Nationwide, the number of cases shipped directly to consumers slipped 7% in the first six months from a year before, while the value of that wine eased by 2%. The amount of wine shipped in the first half was lower than in the last three years, peaking at 4.1 million cases in 2021, the second year of the pandemic, the report noted. Yet the six-month volume was 11% higher than the 3.1 million cases shipped in the first half of pre-pandemic 2019.
The report authors say this suggests the wine business “continues to find its way back to relative normalcy” after the surge in online orders during times of pandemic restrictions.
“And while wineries continue to contend with inflation, the DtC market remains the most effective way to engage with their best customers and create new ones in the intensely competitive total beverage alcohol market,” said Andrew Adams, an editor with Wine Business Analytics, in the report announcement.
California remained the top destination for direct-shipped wine, but that volume dropped 14% in the first half. Shipments to Oregon fell 17% in volume and 18% in value.

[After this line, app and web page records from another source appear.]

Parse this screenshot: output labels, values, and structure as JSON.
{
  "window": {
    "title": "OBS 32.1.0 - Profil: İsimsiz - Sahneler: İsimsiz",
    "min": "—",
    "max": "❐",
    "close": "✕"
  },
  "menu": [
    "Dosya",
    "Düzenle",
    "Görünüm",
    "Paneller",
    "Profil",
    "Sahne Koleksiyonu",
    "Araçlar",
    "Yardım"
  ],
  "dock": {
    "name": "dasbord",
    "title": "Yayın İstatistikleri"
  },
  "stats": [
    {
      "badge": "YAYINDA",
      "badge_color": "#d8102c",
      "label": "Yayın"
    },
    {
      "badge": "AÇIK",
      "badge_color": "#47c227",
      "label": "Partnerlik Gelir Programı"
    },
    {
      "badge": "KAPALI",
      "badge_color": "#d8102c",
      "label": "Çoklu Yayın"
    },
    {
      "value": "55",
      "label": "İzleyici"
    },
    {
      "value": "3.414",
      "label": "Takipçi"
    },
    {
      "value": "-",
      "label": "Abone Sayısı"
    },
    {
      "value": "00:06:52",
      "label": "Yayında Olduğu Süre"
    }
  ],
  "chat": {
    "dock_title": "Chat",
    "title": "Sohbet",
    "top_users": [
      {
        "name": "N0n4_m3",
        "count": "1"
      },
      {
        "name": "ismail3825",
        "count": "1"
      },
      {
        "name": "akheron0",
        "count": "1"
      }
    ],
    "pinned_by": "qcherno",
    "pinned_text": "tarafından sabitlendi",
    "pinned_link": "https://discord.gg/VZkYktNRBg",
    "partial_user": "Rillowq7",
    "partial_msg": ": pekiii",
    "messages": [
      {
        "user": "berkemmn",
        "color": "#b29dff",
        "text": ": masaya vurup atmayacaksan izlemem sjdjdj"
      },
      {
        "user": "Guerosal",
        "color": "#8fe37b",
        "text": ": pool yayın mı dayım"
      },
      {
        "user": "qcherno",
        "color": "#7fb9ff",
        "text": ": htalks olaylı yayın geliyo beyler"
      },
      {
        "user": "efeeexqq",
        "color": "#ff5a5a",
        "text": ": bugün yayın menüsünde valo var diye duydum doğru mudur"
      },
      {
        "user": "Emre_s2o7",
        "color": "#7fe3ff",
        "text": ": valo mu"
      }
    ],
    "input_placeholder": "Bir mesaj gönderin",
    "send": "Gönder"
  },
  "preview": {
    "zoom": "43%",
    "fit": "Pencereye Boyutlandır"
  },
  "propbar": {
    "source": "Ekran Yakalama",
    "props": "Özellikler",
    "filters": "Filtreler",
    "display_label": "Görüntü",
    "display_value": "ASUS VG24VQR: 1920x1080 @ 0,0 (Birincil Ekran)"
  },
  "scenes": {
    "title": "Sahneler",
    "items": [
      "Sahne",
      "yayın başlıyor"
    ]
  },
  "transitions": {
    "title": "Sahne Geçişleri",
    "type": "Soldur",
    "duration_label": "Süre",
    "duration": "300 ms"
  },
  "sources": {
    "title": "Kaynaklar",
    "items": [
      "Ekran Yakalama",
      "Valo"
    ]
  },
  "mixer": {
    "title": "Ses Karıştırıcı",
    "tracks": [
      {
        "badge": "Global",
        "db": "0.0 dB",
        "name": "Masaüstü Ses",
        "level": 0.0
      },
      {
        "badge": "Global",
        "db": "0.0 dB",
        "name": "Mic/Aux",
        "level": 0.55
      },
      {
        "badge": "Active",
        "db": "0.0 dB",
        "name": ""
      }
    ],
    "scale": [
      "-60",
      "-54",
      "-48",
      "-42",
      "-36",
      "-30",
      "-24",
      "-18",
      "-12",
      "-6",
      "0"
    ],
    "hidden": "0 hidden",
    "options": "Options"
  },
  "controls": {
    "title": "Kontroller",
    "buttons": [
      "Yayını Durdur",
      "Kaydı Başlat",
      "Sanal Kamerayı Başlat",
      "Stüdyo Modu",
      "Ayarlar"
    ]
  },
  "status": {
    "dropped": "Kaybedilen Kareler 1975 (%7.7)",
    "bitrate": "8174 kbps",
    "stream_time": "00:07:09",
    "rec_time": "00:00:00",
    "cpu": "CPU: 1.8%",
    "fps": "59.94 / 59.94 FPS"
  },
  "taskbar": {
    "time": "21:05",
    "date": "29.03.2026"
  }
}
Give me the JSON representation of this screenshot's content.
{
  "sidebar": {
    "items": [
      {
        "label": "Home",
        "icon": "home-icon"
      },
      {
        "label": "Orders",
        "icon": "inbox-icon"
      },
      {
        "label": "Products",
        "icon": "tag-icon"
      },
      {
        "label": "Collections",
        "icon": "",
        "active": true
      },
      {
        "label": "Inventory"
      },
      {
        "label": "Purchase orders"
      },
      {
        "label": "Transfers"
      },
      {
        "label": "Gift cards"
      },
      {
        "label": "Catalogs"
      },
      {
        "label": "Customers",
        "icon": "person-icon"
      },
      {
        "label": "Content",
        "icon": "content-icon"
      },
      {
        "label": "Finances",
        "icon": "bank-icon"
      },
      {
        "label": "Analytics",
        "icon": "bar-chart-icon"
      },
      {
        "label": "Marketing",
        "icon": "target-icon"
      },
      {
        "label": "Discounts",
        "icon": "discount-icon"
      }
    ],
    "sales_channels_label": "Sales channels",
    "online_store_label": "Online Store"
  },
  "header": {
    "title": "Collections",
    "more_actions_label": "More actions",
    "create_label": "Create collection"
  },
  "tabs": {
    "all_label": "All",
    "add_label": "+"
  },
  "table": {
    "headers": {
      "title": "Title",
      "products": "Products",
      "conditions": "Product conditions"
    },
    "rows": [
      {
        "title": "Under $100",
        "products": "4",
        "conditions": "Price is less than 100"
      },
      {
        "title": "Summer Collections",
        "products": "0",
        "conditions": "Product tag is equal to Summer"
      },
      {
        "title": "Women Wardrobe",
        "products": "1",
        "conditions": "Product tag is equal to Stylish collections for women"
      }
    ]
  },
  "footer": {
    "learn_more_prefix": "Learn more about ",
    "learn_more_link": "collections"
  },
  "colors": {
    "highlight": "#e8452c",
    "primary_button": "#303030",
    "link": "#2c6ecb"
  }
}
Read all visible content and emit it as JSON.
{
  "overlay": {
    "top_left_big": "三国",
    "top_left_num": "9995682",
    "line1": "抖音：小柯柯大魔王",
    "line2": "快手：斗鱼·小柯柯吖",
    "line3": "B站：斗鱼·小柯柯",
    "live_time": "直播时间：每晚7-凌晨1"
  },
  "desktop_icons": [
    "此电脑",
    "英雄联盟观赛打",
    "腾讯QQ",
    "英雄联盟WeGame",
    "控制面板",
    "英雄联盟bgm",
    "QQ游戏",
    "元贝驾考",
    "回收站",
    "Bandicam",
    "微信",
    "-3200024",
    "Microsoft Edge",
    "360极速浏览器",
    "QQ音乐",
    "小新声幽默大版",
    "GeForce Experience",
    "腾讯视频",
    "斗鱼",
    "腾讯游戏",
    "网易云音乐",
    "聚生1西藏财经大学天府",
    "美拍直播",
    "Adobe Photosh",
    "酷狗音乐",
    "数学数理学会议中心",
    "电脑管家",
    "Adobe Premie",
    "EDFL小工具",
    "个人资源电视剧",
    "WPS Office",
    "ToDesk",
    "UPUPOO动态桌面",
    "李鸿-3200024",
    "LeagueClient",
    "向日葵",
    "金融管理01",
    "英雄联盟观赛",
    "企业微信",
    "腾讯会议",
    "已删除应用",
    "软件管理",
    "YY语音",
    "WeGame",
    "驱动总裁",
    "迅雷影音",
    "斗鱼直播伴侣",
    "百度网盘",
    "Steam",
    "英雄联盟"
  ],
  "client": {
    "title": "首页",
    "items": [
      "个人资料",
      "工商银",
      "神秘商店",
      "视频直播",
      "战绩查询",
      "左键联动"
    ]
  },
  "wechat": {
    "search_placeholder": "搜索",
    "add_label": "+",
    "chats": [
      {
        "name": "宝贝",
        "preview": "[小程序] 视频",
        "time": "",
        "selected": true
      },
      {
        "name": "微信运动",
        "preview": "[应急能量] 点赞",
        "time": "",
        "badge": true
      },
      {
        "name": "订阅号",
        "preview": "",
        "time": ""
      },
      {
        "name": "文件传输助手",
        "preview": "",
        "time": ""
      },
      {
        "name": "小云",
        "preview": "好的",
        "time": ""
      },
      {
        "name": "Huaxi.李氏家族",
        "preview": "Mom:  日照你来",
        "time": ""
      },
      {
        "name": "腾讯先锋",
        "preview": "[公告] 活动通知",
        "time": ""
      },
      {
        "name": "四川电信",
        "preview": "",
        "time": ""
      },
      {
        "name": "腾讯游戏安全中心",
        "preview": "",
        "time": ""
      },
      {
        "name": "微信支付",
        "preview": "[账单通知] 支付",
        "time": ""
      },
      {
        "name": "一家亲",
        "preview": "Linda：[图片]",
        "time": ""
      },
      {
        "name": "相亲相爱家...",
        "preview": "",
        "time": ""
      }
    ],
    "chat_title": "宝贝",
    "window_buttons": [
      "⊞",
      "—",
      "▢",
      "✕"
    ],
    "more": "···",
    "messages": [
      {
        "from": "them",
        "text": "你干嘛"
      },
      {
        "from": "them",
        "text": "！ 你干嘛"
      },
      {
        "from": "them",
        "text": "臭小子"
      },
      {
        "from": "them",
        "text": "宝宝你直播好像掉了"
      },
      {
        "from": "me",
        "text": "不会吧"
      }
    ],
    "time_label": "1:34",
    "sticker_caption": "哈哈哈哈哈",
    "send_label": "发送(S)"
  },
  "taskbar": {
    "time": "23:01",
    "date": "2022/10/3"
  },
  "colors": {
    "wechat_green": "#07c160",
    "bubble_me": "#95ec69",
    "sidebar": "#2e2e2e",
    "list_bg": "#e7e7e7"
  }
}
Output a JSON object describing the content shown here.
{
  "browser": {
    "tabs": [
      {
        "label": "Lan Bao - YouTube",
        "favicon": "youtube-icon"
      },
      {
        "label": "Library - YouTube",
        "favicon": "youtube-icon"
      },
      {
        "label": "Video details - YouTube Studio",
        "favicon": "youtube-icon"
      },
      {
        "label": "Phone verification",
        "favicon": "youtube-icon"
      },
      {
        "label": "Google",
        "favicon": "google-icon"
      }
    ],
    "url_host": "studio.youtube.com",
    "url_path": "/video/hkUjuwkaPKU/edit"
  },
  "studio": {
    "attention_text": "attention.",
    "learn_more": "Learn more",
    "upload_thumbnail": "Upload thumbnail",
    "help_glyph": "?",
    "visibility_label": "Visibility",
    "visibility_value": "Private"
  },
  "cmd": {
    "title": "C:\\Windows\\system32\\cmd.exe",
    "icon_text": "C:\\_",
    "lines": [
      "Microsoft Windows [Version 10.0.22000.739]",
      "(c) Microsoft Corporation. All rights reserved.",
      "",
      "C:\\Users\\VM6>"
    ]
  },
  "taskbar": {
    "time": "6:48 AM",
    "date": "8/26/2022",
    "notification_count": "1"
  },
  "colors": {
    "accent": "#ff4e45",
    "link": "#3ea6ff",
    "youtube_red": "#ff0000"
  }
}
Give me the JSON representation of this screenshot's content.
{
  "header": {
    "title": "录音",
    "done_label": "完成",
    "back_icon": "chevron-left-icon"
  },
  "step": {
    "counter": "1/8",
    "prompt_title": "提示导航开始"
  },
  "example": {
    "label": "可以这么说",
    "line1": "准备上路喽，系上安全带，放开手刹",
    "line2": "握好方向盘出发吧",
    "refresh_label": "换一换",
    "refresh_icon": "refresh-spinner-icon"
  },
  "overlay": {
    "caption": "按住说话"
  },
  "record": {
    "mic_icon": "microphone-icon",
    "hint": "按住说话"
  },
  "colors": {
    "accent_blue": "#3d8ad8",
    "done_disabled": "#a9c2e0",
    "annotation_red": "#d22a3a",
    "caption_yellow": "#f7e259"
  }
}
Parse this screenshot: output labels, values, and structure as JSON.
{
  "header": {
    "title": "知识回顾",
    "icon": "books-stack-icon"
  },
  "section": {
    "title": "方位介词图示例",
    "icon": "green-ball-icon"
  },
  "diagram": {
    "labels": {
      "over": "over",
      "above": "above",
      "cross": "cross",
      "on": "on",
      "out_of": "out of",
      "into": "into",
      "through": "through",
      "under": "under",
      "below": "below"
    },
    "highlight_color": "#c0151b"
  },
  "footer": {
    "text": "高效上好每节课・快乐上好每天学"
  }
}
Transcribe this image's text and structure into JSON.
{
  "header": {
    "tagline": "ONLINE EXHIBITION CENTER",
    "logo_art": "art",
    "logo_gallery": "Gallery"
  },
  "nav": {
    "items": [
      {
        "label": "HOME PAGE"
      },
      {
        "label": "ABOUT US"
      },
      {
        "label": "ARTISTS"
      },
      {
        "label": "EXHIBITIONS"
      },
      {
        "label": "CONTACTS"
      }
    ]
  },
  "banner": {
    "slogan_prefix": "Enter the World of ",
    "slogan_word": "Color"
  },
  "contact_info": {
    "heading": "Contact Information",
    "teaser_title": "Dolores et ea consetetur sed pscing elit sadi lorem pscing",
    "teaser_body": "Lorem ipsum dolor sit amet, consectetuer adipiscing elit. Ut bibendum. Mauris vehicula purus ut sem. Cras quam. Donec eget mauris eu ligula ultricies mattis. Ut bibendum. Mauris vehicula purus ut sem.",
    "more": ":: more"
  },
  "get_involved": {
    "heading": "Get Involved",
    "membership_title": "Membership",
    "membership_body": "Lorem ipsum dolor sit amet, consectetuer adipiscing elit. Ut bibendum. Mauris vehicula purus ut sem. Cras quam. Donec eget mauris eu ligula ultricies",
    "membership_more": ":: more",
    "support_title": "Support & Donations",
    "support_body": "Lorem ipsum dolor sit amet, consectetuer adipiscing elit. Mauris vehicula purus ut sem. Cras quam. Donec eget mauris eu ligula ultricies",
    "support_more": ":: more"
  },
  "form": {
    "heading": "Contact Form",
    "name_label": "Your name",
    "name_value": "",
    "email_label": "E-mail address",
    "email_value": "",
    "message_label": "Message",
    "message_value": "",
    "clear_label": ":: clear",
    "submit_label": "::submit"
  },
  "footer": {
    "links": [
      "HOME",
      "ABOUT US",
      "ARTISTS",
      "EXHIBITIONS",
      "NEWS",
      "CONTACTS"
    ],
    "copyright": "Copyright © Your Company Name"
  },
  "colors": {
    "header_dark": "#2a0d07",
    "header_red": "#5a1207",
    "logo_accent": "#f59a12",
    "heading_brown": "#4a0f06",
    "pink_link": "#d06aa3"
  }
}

Jeff Quackenbush covers wine, construction and real estate. Reach him at email@example.com or 707-521-4256.